● What to work on
Give the records again in full, exactly as they appear, but without the pictures.

[Dataset rows for apps and sites]
- - - - - - -

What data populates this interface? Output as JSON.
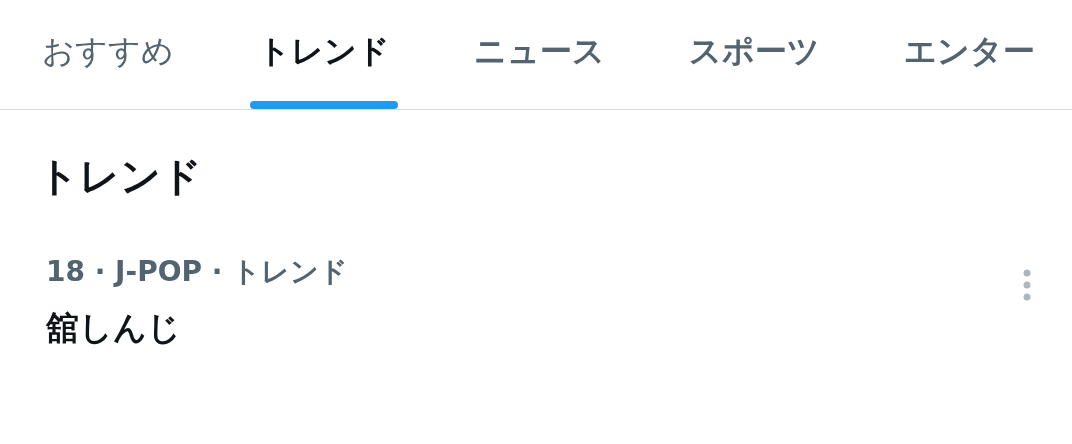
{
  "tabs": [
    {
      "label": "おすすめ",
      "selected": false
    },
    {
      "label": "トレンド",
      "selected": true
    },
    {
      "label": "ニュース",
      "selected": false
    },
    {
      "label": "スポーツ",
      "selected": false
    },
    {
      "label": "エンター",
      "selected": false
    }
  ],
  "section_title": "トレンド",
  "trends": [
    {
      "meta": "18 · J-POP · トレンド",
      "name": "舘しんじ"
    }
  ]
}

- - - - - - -

● Written solution
What data populates this interface? Output as JSON.
{
  "tabs": [
    {
      "label": "おすすめ",
      "selected": false
    },
    {
      "label": "トレンド",
      "selected": true
    },
    {
      "label": "ニュース",
      "selected": false
    },
    {
      "label": "スポーツ",
      "selected": false
    },
    {
      "label": "エンター",
      "selected": false
    }
  ],
  "section_title": "トレンド",
  "trends": [
    {
      "meta": "18 · J-POP · トレンド",
      "name": "舘しんじ"
    }
  ]
}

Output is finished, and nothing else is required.